▶ _BRIEF_
Would you copy each line of the records that includes the word "Controls"?

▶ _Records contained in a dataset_
────
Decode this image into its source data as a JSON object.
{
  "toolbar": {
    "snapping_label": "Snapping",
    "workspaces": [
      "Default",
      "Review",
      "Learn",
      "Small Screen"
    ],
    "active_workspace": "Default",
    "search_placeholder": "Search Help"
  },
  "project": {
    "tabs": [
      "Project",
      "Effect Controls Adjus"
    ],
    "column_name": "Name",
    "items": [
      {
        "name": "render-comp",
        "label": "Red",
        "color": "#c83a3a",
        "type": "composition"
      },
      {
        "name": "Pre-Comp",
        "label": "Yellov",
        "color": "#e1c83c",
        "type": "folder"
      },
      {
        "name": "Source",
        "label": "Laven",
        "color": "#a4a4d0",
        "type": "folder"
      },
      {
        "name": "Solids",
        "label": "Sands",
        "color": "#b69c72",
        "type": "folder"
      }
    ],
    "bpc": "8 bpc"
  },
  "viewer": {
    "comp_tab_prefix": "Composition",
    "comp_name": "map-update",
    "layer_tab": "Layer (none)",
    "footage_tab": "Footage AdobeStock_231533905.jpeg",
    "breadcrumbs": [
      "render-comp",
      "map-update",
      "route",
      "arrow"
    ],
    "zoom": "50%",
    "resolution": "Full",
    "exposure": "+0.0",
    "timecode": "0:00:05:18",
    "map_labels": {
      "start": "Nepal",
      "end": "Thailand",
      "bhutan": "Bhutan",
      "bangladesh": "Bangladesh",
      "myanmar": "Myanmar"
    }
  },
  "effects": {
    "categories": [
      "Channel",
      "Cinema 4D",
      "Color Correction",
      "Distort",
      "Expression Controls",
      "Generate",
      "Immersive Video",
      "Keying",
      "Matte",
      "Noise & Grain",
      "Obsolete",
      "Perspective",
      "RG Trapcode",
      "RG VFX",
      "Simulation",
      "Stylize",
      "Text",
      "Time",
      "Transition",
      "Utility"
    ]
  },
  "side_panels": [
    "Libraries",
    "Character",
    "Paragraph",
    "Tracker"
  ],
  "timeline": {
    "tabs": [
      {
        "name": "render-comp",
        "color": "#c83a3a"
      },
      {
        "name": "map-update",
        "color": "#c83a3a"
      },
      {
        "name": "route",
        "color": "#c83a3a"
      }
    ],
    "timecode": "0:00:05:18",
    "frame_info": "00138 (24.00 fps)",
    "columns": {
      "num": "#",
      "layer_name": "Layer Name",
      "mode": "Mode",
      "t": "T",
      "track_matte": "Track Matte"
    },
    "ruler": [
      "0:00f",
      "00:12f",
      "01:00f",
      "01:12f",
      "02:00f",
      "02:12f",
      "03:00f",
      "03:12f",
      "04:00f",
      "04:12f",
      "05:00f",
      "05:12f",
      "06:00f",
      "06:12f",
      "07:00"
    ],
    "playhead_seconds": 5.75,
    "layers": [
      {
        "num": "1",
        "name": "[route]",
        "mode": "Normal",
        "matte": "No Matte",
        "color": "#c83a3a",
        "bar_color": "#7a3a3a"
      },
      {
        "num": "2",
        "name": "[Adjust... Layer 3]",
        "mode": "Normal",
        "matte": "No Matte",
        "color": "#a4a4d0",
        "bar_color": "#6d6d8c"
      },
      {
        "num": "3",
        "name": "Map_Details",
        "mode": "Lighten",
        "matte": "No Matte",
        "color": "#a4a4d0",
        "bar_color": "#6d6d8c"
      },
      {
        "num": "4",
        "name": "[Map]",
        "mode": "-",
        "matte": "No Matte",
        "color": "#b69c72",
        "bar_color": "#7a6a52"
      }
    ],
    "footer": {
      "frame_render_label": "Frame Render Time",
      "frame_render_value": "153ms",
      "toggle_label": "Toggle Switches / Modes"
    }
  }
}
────
▶ _RESPONSE_
      "Effect Controls Adjus"
      "Expression Controls",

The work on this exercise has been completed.